I was reaching for the remote to the CD player where I had that old school slow jams CD in cue when the bedroom door swings open. It’s the baby girl. Well, she’s not so much of a baby anymore. She’s now thirteen. But I call her my baby girl anyway. Anyway, she’s rubbing her eyes, and whining about something. I guess she might have been having a bad dream.
She wants to know if she can sleep with us tonight. So, of course, my wife says sure, and I, too, acquiesce, and she climbs in between the two of us. I put the remote back on the night stand. The old school slow jams CD will not be needed tonight. And the three of us settle in.
However, a few minutes later the door swings open again. This time it is my fourteen year old son. I guess at some point he realized that he was the only one on the opposite end of the house, so he set out to find everyone.
So, he takes a look at the three of us lying there, and he gets this puppy dog look on his face. I guess my wife reads his mind because she points to the foot of the bed and invites him in: “You can just lay across the foot.” But of course, where my son goes the family rat terrier follows, so much to my chagrin, the whole family minus the two older children plus the family pet is crowded onto one bed now.
Then the jockeying for position starts:
“I can’t stretch out my legs. Who invited you anyway?”
“Well, who invited you?”
“Somebody’s foot is in my chest!”
“Daddy, you are on my hair!”
“Is there an extra pillow?”
“Ruff. Ruff. Grrr!”
And when it all ends, I am the biggest person in the bed with the least amount of real estate. I find myself curled up in a corner.
And then very early this morning, I finally awake from a fitful, uncomfortable night of sleep, and so as not to disturb anyone, I literally roll out of the bed onto the floor. I go into my office and wait for my muse to come so that I might get some writing done. Then to my pleasant surprise, my wife joins me. She slips up silently behind me and plants a kiss on the very top of my bald head. I turn to look at her and smile. I have Sade already cued up in the office. You have to be prepared.

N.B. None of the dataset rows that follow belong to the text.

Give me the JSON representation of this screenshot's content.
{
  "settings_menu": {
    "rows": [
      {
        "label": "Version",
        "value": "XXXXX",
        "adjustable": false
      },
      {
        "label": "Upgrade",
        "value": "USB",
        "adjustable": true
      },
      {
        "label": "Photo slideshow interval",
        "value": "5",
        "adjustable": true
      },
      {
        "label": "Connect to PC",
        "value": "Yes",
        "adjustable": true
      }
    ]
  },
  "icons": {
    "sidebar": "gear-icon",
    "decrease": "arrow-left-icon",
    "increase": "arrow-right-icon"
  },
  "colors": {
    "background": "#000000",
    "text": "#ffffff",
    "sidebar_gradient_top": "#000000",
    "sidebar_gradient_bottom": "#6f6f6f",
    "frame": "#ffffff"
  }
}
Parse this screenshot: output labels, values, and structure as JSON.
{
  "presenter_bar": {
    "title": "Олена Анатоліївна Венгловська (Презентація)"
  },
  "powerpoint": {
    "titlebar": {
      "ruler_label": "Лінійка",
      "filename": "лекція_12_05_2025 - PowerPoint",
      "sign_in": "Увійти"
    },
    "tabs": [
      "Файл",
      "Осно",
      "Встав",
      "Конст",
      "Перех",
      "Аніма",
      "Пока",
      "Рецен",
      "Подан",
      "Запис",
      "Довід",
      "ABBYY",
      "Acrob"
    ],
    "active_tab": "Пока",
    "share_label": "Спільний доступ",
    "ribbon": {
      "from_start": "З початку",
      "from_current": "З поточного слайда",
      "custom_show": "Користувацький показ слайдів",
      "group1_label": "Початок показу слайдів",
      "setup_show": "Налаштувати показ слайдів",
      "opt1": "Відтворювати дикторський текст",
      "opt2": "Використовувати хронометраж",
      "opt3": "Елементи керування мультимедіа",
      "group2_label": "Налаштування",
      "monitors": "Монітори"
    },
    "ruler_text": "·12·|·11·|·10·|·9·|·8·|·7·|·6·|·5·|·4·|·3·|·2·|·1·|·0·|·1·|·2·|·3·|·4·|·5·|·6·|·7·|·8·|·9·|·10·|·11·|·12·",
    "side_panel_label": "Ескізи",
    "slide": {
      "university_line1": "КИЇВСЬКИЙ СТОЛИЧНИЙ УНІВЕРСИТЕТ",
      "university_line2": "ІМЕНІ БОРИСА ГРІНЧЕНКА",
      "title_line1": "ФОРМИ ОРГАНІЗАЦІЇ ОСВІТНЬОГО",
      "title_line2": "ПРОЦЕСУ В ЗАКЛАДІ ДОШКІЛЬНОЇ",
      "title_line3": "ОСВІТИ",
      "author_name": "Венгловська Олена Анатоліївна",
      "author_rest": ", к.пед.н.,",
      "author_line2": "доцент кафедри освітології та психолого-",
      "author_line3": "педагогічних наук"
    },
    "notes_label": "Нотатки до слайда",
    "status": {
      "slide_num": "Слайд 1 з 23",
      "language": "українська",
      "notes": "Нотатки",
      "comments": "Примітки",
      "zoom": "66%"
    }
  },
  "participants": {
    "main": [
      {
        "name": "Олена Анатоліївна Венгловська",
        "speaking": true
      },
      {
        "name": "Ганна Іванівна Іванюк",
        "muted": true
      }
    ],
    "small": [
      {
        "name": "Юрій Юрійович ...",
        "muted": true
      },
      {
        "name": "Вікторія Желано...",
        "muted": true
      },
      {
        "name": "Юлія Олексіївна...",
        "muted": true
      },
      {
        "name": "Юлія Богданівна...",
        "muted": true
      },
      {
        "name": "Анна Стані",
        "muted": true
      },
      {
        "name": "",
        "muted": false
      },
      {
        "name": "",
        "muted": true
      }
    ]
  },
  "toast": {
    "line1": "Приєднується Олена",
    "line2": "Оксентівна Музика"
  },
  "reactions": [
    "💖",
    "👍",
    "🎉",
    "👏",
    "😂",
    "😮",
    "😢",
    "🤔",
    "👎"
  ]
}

But just then two little heads pop in the doorway:
“Hey, what are you two doing in here?”
“Is someone going to run to Dunkin’ Donuts”
“You don’t need any donuts, fool. You need oatmeal!”
“How you know what I need?”
“Ruff. Ruff. Grrr!”
“Somebody needs to let the dog out!”
“Why can’t you do it?”
And then on top of it all, out of nowhere someone breaks into impromptu rendition of the negro national anthem, “Life Every Voice and Sing.” Where did that come from? In the back of my mind, I imagine my muse sprinting for the front door.
Yeah, someday I will miss mornings like this. But right now I just wish that day would hurry up and come.